=== Dataset entries ===
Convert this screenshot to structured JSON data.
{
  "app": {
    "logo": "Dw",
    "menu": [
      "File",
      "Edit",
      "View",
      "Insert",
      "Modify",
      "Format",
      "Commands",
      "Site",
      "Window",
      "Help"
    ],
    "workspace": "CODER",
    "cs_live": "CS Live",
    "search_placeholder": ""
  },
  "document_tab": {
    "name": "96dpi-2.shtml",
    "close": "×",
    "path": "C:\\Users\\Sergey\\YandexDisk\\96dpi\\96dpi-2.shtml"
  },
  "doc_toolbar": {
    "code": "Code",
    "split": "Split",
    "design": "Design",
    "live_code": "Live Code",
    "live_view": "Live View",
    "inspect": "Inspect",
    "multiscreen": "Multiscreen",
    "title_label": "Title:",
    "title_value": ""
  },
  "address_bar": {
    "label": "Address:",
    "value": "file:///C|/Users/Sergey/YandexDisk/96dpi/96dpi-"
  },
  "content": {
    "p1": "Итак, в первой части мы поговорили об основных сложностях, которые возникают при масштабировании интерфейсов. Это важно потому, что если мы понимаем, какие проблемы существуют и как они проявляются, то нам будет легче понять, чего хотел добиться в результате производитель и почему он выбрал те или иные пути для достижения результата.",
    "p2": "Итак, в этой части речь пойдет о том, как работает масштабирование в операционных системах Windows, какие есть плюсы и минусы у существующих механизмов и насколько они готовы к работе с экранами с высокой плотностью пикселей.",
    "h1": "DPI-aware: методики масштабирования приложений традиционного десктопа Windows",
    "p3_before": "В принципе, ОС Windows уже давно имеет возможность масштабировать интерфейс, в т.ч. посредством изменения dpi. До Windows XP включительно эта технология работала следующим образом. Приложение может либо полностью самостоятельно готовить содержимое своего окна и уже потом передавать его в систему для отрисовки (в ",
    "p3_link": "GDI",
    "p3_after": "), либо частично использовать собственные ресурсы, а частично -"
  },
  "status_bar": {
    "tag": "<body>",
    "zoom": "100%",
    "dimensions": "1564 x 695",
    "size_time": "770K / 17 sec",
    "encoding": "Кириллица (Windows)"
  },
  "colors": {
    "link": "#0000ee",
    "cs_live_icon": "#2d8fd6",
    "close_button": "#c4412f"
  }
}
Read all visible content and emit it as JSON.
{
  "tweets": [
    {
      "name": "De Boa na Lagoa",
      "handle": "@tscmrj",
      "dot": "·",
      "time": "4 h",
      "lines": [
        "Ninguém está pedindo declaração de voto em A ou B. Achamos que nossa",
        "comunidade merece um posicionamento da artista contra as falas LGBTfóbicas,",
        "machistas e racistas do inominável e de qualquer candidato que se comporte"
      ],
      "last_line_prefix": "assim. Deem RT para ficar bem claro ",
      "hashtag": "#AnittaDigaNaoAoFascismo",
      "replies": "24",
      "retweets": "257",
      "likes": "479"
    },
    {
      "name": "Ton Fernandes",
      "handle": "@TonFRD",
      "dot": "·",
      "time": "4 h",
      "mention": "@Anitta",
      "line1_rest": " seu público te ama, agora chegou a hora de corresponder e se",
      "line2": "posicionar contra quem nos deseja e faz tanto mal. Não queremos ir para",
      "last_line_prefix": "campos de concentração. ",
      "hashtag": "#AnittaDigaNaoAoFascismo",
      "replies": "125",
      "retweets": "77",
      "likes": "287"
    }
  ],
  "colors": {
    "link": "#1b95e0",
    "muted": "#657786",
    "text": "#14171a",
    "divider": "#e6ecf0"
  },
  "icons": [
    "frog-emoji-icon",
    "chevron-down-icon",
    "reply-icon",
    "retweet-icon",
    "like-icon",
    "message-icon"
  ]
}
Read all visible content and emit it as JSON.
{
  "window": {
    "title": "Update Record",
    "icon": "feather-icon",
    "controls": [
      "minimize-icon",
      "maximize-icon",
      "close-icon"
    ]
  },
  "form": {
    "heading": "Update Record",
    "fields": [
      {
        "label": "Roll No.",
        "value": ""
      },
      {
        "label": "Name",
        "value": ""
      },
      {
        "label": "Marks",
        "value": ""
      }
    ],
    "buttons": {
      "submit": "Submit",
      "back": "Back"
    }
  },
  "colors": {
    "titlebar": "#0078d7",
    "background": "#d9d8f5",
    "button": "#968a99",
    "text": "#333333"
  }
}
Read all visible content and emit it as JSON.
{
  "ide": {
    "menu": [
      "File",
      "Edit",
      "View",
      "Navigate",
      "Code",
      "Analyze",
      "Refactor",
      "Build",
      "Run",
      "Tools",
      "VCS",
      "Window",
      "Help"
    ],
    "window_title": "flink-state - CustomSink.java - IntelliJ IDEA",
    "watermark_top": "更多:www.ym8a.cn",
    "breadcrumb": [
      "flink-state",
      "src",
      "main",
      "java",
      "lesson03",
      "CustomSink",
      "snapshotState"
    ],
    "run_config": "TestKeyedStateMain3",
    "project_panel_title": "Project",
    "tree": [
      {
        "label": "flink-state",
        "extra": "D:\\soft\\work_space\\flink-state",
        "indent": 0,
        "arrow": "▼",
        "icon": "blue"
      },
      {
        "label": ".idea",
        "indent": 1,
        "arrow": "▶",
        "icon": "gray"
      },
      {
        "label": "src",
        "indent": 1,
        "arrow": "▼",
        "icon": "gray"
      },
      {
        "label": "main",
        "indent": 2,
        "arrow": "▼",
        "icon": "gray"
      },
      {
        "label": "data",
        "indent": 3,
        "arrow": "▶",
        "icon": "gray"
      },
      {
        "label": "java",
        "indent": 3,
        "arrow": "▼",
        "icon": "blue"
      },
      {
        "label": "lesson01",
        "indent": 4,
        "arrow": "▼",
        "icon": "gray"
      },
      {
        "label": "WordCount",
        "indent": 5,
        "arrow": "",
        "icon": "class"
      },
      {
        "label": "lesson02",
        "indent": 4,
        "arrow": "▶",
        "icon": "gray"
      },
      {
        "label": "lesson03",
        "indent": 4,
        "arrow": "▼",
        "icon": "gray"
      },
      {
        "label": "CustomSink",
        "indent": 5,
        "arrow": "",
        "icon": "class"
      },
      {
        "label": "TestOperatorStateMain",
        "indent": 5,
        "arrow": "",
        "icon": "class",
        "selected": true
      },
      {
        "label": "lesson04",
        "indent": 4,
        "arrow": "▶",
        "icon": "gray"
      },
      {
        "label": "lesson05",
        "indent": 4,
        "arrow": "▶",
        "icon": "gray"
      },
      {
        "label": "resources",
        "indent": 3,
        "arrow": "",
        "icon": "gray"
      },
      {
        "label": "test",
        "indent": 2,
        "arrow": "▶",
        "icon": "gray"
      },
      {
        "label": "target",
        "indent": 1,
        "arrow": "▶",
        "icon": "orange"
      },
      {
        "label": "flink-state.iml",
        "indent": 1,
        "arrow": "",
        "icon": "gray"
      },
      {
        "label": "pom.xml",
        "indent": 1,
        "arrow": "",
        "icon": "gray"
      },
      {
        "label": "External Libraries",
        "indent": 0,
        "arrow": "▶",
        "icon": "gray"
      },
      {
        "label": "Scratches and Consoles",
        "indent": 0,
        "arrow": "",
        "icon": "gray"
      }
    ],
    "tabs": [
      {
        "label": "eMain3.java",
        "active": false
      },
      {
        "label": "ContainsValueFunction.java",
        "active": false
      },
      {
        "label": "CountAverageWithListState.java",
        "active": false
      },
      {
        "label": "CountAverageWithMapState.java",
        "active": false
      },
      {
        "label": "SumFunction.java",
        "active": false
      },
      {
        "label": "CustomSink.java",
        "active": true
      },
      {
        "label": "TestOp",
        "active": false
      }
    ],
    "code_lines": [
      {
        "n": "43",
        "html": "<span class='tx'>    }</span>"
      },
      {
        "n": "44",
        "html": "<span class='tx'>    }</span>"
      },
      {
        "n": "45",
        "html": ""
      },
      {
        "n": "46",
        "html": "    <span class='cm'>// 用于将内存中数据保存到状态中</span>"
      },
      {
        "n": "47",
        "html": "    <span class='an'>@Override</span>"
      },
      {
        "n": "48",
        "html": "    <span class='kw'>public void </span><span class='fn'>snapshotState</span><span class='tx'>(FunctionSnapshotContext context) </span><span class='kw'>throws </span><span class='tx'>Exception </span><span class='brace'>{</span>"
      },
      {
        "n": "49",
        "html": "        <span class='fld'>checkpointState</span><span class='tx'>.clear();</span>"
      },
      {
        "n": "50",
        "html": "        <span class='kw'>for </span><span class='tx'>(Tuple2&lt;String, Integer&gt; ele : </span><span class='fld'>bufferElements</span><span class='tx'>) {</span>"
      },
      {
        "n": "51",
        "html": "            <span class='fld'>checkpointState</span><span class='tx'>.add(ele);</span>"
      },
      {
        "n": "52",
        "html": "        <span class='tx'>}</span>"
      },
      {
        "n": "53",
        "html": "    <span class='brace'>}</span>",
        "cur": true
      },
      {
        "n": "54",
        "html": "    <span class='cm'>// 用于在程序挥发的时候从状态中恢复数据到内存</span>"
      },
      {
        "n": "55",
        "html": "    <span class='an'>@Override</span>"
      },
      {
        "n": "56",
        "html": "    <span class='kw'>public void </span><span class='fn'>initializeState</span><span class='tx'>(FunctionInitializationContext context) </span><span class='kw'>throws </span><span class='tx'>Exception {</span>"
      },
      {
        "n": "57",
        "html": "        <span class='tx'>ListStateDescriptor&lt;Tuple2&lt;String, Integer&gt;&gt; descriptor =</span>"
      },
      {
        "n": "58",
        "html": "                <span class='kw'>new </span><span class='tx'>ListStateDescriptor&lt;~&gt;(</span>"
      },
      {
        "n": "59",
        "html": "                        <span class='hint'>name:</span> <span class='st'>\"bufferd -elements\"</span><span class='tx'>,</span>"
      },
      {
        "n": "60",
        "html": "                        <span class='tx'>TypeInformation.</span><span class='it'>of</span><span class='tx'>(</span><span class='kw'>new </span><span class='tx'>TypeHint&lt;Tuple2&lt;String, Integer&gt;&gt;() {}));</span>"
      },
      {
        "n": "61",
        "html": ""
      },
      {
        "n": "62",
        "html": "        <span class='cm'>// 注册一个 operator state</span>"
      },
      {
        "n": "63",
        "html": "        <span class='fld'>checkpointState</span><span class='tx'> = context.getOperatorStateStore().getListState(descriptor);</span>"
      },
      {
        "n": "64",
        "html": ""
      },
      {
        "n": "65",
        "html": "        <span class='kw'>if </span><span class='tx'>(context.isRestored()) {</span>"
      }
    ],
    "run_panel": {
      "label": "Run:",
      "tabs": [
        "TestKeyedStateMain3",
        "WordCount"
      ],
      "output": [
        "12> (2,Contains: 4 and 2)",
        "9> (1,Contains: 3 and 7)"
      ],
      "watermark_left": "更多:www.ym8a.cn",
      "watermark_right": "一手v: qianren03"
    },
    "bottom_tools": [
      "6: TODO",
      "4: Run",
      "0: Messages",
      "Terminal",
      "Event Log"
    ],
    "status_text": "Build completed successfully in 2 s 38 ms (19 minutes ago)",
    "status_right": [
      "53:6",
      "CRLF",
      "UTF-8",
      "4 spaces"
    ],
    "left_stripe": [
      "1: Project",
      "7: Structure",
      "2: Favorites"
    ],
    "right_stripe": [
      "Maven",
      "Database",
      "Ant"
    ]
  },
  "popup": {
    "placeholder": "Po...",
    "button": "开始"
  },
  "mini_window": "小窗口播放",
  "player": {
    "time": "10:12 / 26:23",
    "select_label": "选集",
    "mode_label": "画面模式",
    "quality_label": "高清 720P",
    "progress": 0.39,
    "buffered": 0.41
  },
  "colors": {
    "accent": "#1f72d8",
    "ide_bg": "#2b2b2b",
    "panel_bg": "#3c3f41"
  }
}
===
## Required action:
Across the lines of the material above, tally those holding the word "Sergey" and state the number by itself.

## Output for this task:
2